Donna Wilson and I had the extraordinary experience this summer of traveling to Cambridge, England, to make a presentation at the 2014 Conference on Implementation Science, which took place July 28 at the University of Cambridge. We were pleased to have the opportunity to present a paper discussing the practical implementation of our graduate degree program and how it supports the emerging science of learning.
are familiar with our program, which is offered through Nova
Southeastern University's Abraham S. Fischler School of Education in
Florida, know that it was designed with real-world implementation in
mind. Thus, it fit in very well with the theme of the Cambridge
conference: "Implementing Implementation Science: The Science of Making
Interventions Effective in Real-World Contexts."
Our paper was entitled: Program
Designed With Implementation in Mind: Investigating the Impact of
Graduate Studies Focused on Applications of the Emerging Science of
Learning. In our presentation, we described how the graduate degree
program for teachers translates implications from mind, brain, and
education research and theories into practical frameworks and strategies

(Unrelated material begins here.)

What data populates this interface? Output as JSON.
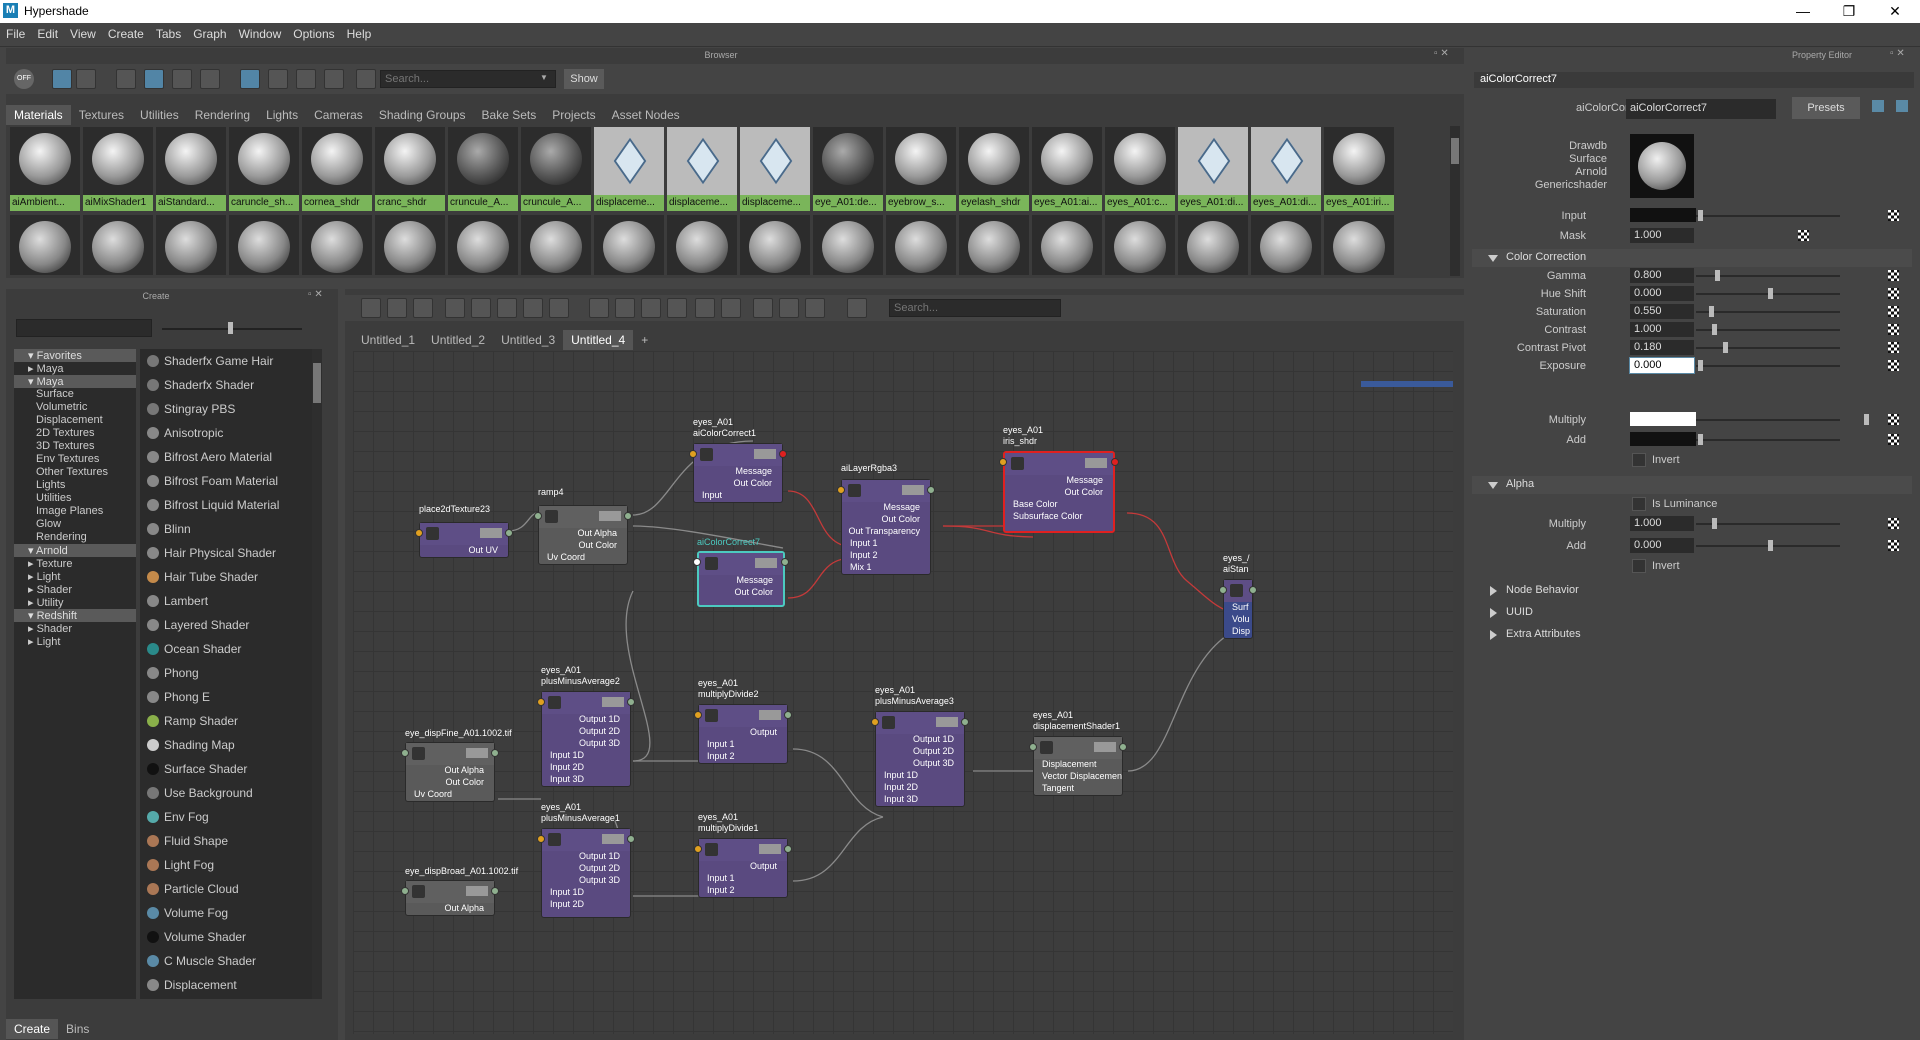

so that teachers may better align instruction with research on how
We shared data
suggesting that graduates of the programs were applying strategies to
increase student’s metacognitive and cognitive skills and learning
achievement. At the same time, new understandings about neuroplasticity
have had a positive impact on expectations of students potential to
Our graduate program has been shown to
positively affect the attitudes, beliefs, and practices of teachers in
the classroom. Teachers who have completed their brain-based teaching
degrees credit the program with helping them to increase student
engagement and achievement. The analysis of results led us to better
understand how some essential "big ideas" can be used as a coherent
psychological foundation in teacher education.
paper focused on four such ideas: understanding that the structure and
function of the brain change in response to learning (known as
experience-dependent synaptogenesis), increasing expectations for
student learning potential grounded in brain plasticity, dynamic
conceptions of intelligence, and the advantages of explicitly teaching
metacognition and cognitive strategies.
Implementation science is a new area of scientific, academic, and
practitioner interest that focuses on exploring and explaining what
makes interventions effective in real-world contexts. The purpose of the
Cambridge conference was to give psychology and education
practitioners, academic leaders, policy-makers, and stakeholders the
opportunity to explore how to implement interventions effectively in
education, psychology, and social care contexts.